Managing editor and logophile Andy Hollandbeck reveals the sometimes surprising roots of common English words and phrases. Remember: Etymology tells us where a word comes from, but not what it means today.
When you see the word bulldozer, you might conjure an image of a large yellow machine with caterpillar treads flattening everything before it with its steel-toothed blade. Or maybe your mind goes back to a smaller Tonka version of this mechanical behemoth that you played with as a child. Taken on its own, with no context, bulldozer might even call to mind some serene bovine scene, perhaps Ferdinand the Bull dozing among the daisies.
How jarring, then, to discover bulldozer’s horrible, violent beginnings.
Bulldozer (originally spelled bulldoser) first appeared in the run-up to the election of 1876. That was the final year of President Ulysses S. Grant’s second term in office, and he had unexpectedly declined to run for a third term. In his place, the Republican party put its support behind Ohio Governor and former U.S. Representative Rutherford B. Hayes, while the Democratic candidate was New York Governor Samuel Tilden.
This was an important election. All the former Confederate states had returned to the Union, post-Civil War Reconstruction was ongoing, and this was the first presidential election in which African-American men could vote for someone who wasn’t Ulysses S. Grant. The outcome of the election of 1876 would shape the future of the South for years to come.
The former slave owners and secessionists in the South knew it, and they weren’t about to sit back and let the North and their former slaves usurp their power and privilege. Despite three new federal laws in 1870 and ’71 designed to protect Black Americans from violence and coercion at the polls, many were bulldosed into silence. Bulldose was a slang term derived from either “a dose fit for a bull” or “a dose of the bull” — the second being a reference to the bullwhip. Bulldosers used physical violence against Black voters either to keep them from the polls or to intimidate them into voting Democratic.

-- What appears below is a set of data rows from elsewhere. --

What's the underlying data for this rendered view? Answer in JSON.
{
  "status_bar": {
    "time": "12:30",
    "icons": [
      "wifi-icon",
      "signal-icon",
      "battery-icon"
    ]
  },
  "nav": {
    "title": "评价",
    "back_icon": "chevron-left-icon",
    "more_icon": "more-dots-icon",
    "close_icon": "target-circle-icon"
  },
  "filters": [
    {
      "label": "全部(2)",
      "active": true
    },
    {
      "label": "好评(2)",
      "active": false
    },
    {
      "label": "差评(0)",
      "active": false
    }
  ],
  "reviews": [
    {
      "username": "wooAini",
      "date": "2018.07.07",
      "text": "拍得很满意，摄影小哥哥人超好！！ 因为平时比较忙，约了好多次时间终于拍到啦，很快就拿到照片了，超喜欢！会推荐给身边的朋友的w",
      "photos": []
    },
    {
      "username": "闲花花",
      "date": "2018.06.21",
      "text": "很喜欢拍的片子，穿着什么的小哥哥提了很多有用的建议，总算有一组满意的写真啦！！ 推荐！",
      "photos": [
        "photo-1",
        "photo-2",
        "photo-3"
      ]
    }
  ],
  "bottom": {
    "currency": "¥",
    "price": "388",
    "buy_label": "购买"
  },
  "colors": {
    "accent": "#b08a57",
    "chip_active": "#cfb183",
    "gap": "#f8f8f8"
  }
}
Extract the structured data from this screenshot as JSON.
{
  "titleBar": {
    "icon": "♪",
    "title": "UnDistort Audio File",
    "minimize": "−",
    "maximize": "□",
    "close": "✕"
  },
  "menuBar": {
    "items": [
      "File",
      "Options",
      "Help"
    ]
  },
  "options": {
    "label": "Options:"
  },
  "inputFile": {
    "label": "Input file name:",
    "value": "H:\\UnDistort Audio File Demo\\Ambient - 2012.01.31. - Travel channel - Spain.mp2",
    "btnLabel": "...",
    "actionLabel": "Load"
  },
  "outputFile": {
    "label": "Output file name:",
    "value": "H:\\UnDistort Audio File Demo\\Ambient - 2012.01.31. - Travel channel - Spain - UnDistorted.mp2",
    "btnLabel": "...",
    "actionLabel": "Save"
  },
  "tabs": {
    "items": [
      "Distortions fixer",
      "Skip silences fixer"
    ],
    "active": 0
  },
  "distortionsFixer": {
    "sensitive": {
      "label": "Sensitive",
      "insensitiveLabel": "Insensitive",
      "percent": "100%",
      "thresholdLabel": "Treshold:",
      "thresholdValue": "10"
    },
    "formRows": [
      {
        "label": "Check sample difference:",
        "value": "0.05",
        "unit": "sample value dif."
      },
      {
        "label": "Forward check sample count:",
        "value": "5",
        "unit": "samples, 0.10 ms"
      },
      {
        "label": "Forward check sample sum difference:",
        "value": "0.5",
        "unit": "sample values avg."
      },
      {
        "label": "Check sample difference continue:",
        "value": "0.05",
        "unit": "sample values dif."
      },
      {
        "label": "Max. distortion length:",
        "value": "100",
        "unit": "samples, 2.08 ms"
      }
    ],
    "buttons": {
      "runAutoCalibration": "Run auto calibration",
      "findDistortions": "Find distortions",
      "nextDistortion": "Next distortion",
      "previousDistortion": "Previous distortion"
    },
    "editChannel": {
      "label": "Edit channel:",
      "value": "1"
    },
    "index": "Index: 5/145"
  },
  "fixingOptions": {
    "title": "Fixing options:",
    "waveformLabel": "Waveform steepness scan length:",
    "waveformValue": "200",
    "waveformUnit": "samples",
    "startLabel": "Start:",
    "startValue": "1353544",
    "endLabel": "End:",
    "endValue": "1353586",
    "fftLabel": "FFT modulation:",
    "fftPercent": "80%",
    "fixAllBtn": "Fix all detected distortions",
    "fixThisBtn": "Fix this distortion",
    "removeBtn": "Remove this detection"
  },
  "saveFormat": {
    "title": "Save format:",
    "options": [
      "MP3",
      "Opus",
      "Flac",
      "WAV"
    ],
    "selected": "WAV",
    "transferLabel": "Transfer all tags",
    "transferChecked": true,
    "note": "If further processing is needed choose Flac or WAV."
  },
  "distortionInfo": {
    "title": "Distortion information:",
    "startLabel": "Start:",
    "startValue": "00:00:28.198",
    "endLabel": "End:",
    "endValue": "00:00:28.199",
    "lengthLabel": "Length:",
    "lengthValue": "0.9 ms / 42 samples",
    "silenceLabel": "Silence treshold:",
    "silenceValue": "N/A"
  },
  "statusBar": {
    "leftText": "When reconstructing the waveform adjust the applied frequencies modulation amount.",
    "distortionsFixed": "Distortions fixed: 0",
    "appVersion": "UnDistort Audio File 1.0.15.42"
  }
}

Going into the election, in five states — Alabama, Florida, Louisiana, Mississippi, and South Carolina — a majority of registered voters were African American. One would expect, in a fair election, that the Republican candidate would easily take these states. But after the votes were tallied, Tilden had won the popular vote in Alabama and Mississippi.
The results in the other three states were even more unexpected. After counting had finished, both parties claimed victory in those states. On election night, Tilden was the presumed winner with 184 electoral votes, 19 votes ahead of Hayes and 1 vote away from holding a majority.
The 20 electoral votes of these states (plus Oregon) remained undecided for months as first the two parties and then the two houses of Congress launched separate investigations. Democrats and the Democratic-controlled House committee accused the Republicans of ballot stuffing and coercion. Republicans and the Republican-controlled Senate committee accused the Democrats of the same.
In the end, the presidential election was decided behind closed doors. In what came to be called the Compromise of 1877, the Democrats conceded the remaining electoral votes to the Republicans, making Rutherford Hayes our 19th president, but in return, federal troops were to be removed from the South, essentially ending Reconstruction and returning power to the same men who had controlled the South during the Civil War.
Though violent intimidation at the polls certainly continued, Southern officials found new ways to suppress the Black vote, including Jim Crow laws and grandfather clauses. Bulldosing took on the wider meaning of “to coerce or restrain by use of force,” and it was ripe for a more literal use when large, seemingly unstoppable machines came on the scene.
The machine we think of as a bulldozer was invented in the early 1920s, and by the initial months of the Great Depression, we start to find the term bulldozer in writing, with that Z further obscuring the word’s origins. The violent, racist origin of bulldozer is one reason many people now use the term earth mover to describe these massive machines.
If you’d like to learn more about the election of 1876 — including commentary from the Post while the election results were in flux — read “The Worst Presidential Election in U.S. History.”
Featured image: Andrey Yurlov / Shutterstock
Become a Saturday Evening Post member and enjoy unlimited access. Subscribe now